__Information shown__
=== Begin Enclosure ===
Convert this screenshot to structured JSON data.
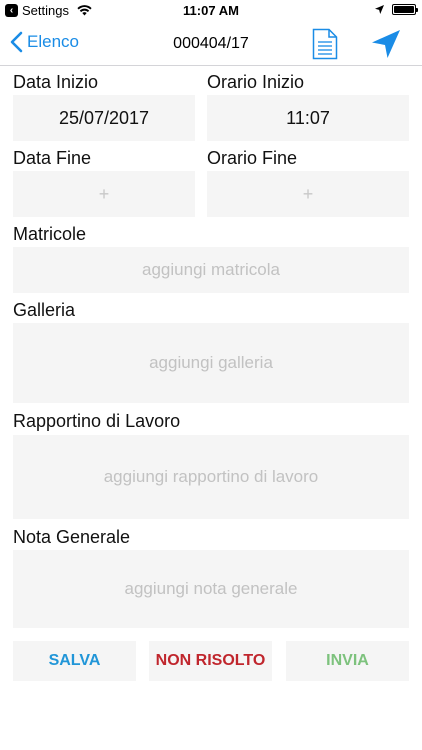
{
  "status": {
    "back_app_label": "Settings",
    "time": "11:07 AM"
  },
  "nav": {
    "back_label": "Elenco",
    "title": "000404/17"
  },
  "form": {
    "data_inizio": {
      "label": "Data Inizio",
      "value": "25/07/2017"
    },
    "orario_inizio": {
      "label": "Orario Inizio",
      "value": "11:07"
    },
    "data_fine": {
      "label": "Data Fine",
      "value": "+"
    },
    "orario_fine": {
      "label": "Orario Fine",
      "value": "+"
    },
    "matricole": {
      "label": "Matricole",
      "placeholder": "aggiungi matricola"
    },
    "galleria": {
      "label": "Galleria",
      "placeholder": "aggiungi galleria"
    },
    "rapportino": {
      "label": "Rapportino di Lavoro",
      "placeholder": "aggiungi rapportino di lavoro"
    },
    "nota": {
      "label": "Nota Generale",
      "placeholder": "aggiungi nota generale"
    }
  },
  "actions": {
    "salva": {
      "label": "SALVA",
      "color": "#2196d8"
    },
    "non_risolto": {
      "label": "NON RISOLTO",
      "color": "#c0262d"
    },
    "invia": {
      "label": "INVIA",
      "color": "#7dc27d"
    }
  },
  "colors": {
    "accent": "#1a8ce6",
    "field_bg": "#f5f5f5",
    "placeholder": "#c2c2c2"
  }
}
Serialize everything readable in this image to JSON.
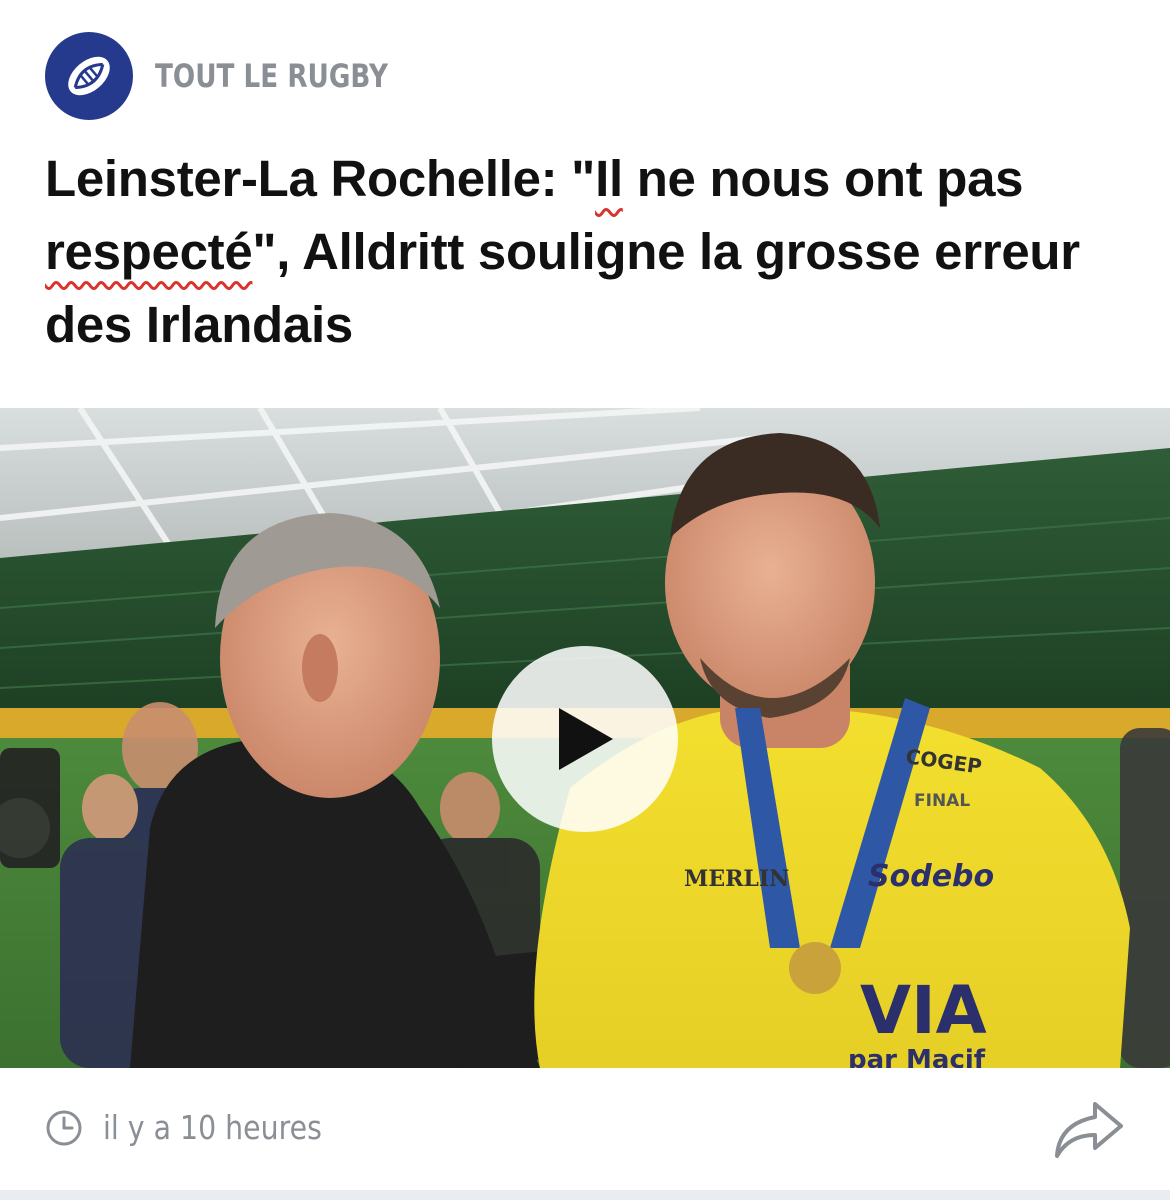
{
  "source": {
    "logo_icon": "rugby-ball-icon",
    "brand_color": "#253a8c",
    "name": "TOUT LE RUGBY"
  },
  "article": {
    "headline_parts": [
      "Leinster-La Rochelle: \"",
      "Il",
      " ne nous ont pas ",
      "respecté",
      "\", Alldritt souligne la grosse erreur des Irlandais"
    ],
    "media": {
      "type": "video",
      "play_icon": "play-icon",
      "jersey_sponsors": [
        "COGEP",
        "FINAL",
        "MERLIN",
        "Sodebo",
        "VIA",
        "par Macif"
      ]
    }
  },
  "footer": {
    "time_icon": "clock-icon",
    "time_text": "il y a 10 heures",
    "share_icon": "share-arrow-icon"
  },
  "colors": {
    "text_dark": "#111111",
    "text_muted": "#8a8f96",
    "underline_red": "#d9332b",
    "jersey_yellow": "#f2dc2b"
  }
}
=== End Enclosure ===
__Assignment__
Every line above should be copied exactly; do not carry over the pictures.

__The answer__
Convert this screenshot to structured JSON data.
{
  "status": {
    "back_app_label": "Settings",
    "time": "11:07 AM"
  },
  "nav": {
    "back_label": "Elenco",
    "title": "000404/17"
  },
  "form": {
    "data_inizio": {
      "label": "Data Inizio",
      "value": "25/07/2017"
    },
    "orario_inizio": {
      "label": "Orario Inizio",
      "value": "11:07"
    },
    "data_fine": {
      "label": "Data Fine",
      "value": "+"
    },
    "orario_fine": {
      "label": "Orario Fine",
      "value": "+"
    },
    "matricole": {
      "label": "Matricole",
      "placeholder": "aggiungi matricola"
    },
    "galleria": {
      "label": "Galleria",
      "placeholder": "aggiungi galleria"
    },
    "rapportino": {
      "label": "Rapportino di Lavoro",
      "placeholder": "aggiungi rapportino di lavoro"
    },
    "nota": {
      "label": "Nota Generale",
      "placeholder": "aggiungi nota generale"
    }
  },
  "actions": {
    "salva": {
      "label": "SALVA",
      "color": "#2196d8"
    },
    "non_risolto": {
      "label": "NON RISOLTO",
      "color": "#c0262d"
    },
    "invia": {
      "label": "INVIA",
      "color": "#7dc27d"
    }
  },
  "colors": {
    "accent": "#1a8ce6",
    "field_bg": "#f5f5f5",
    "placeholder": "#c2c2c2"
  }
}
Serialize everything readable in this image to JSON.
{
  "source": {
    "logo_icon": "rugby-ball-icon",
    "brand_color": "#253a8c",
    "name": "TOUT LE RUGBY"
  },
  "article": {
    "headline_parts": [
      "Leinster-La Rochelle: \"",
      "Il",
      " ne nous ont pas ",
      "respecté",
      "\", Alldritt souligne la grosse erreur des Irlandais"
    ],
    "media": {
      "type": "video",
      "play_icon": "play-icon",
      "jersey_sponsors": [
        "COGEP",
        "FINAL",
        "MERLIN",
        "Sodebo",
        "VIA",
        "par Macif"
      ]
    }
  },
  "footer": {
    "time_icon": "clock-icon",
    "time_text": "il y a 10 heures",
    "share_icon": "share-arrow-icon"
  },
  "colors": {
    "text_dark": "#111111",
    "text_muted": "#8a8f96",
    "underline_red": "#d9332b",
    "jersey_yellow": "#f2dc2b"
  }
}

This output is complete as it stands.